TASK.
What lines in the records below include the word "structured"? Return each one.

SUPPLIED INFORMATION.
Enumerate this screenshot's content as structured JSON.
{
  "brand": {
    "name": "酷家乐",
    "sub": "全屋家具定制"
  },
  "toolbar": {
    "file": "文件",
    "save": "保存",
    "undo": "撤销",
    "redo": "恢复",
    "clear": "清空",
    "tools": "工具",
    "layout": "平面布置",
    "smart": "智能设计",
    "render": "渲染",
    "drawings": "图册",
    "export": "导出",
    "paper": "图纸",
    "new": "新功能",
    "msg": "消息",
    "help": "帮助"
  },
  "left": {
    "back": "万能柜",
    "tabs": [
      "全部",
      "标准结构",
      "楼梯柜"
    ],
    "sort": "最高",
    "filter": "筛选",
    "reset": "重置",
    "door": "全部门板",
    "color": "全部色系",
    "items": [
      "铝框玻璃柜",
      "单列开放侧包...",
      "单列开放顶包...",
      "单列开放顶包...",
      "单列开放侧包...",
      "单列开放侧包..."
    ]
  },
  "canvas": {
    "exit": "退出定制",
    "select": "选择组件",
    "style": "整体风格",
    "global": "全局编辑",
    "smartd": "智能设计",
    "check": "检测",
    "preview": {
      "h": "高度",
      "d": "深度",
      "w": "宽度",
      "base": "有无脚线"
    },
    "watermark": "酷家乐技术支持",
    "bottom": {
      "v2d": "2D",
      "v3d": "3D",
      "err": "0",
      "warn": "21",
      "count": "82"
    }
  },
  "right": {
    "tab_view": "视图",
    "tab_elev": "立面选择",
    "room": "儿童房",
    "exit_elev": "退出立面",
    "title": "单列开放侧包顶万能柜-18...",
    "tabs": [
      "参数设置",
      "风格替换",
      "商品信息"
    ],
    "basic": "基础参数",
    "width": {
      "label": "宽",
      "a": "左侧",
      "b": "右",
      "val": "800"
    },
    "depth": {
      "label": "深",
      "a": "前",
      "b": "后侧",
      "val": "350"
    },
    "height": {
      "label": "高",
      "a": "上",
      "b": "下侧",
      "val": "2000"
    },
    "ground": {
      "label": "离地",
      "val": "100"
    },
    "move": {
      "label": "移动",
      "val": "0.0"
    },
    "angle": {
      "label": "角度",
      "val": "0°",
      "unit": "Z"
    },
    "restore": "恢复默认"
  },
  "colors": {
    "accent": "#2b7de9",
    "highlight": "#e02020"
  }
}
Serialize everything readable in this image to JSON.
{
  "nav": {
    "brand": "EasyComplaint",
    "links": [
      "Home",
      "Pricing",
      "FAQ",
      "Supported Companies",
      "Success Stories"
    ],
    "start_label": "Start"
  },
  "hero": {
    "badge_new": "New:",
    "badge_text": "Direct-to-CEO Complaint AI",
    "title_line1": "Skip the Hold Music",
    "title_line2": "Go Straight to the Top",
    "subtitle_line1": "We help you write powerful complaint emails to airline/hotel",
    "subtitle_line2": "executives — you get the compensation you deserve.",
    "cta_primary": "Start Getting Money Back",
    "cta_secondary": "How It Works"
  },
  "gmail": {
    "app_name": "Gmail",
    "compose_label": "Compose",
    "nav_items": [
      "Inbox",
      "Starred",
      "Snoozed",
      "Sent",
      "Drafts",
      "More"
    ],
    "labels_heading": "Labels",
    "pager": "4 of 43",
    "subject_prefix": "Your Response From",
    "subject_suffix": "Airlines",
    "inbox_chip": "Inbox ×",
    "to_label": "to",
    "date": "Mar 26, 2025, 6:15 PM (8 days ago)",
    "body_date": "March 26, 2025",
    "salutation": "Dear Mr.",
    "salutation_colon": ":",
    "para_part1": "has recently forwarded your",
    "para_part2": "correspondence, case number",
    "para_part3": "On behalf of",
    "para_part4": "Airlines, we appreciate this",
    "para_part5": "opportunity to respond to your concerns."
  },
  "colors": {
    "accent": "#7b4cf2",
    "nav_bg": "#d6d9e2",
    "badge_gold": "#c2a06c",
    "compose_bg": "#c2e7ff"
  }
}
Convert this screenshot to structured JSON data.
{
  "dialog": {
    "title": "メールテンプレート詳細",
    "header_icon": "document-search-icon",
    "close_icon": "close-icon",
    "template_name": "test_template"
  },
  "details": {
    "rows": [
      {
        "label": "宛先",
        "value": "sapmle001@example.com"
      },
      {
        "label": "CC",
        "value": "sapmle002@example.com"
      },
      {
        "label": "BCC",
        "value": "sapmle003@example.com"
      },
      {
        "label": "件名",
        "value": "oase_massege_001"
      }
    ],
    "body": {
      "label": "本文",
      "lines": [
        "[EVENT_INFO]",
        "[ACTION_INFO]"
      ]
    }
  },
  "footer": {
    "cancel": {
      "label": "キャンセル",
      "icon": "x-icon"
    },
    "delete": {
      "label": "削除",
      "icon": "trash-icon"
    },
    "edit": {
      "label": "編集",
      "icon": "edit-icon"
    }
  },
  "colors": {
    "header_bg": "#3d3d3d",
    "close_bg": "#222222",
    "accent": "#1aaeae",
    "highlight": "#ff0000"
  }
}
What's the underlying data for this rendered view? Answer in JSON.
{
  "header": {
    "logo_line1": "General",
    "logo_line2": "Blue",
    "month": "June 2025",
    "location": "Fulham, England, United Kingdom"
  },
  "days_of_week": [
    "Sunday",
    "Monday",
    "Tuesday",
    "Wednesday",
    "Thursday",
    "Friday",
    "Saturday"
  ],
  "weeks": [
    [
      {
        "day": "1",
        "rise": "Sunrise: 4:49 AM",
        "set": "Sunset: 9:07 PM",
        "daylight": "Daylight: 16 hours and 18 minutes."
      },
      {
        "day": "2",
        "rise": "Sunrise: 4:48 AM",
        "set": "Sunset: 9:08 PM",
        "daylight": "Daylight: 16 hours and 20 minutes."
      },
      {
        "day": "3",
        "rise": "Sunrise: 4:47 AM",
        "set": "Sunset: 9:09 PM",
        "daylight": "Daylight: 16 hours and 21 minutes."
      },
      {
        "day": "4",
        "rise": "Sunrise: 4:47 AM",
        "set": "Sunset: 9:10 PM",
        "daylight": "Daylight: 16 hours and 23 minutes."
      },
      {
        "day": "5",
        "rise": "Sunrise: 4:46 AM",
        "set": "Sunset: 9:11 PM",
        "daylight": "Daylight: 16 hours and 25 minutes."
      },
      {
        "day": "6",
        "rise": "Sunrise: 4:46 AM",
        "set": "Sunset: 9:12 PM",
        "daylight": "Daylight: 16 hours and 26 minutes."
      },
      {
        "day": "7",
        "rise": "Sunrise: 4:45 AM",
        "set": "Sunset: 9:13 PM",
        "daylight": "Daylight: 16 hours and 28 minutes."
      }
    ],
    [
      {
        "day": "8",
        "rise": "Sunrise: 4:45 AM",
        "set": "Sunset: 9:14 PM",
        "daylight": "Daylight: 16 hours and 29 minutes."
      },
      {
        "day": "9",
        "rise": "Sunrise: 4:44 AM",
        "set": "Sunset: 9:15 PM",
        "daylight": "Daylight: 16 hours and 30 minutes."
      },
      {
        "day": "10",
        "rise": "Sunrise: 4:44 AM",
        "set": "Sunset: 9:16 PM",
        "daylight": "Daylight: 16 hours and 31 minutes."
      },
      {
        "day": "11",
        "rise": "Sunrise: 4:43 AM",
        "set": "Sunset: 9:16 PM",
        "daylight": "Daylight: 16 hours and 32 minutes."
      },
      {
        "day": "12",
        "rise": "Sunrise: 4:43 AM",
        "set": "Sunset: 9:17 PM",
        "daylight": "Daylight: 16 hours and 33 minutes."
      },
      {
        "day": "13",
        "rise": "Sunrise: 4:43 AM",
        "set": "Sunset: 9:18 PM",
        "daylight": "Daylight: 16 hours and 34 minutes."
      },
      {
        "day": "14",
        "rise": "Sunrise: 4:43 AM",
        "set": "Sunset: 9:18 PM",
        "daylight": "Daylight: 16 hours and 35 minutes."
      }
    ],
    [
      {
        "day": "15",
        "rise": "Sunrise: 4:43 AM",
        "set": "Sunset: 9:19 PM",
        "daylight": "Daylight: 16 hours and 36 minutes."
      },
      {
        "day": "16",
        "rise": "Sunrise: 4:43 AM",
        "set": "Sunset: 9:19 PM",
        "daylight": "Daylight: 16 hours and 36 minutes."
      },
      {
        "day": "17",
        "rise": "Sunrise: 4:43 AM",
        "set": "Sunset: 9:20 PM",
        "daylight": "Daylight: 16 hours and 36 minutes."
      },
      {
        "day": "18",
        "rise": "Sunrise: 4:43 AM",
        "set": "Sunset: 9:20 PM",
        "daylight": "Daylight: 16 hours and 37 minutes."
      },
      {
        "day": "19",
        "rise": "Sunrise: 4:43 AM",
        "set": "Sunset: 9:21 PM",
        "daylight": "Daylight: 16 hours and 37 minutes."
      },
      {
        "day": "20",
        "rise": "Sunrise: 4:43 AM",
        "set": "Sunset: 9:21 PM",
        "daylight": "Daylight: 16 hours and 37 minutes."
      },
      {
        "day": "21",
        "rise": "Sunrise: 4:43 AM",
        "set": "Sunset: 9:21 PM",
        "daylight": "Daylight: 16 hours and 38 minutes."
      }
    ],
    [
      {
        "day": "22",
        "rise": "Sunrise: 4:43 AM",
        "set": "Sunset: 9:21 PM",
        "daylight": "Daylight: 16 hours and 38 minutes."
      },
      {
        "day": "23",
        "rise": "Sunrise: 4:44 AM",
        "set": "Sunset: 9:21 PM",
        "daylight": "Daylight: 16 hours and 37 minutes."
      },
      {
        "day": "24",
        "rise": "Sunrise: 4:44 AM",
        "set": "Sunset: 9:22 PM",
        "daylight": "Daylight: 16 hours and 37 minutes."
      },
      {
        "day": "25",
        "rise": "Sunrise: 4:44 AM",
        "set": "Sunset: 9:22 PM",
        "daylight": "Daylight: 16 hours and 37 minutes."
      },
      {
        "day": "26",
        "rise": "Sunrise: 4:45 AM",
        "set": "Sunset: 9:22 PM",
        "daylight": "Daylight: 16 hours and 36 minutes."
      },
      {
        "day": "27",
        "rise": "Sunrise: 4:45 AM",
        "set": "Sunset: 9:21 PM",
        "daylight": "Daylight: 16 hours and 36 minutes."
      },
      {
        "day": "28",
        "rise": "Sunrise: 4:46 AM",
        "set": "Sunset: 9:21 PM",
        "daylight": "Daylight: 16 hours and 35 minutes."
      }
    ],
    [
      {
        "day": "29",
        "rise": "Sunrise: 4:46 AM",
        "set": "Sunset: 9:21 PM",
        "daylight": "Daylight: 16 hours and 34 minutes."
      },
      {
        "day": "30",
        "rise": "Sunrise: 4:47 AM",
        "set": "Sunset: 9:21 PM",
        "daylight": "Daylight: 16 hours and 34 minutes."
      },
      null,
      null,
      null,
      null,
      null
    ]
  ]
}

ANSWER BOX.
Enumerate this screenshot's content as structured JSON.
Convert this screenshot to structured JSON data.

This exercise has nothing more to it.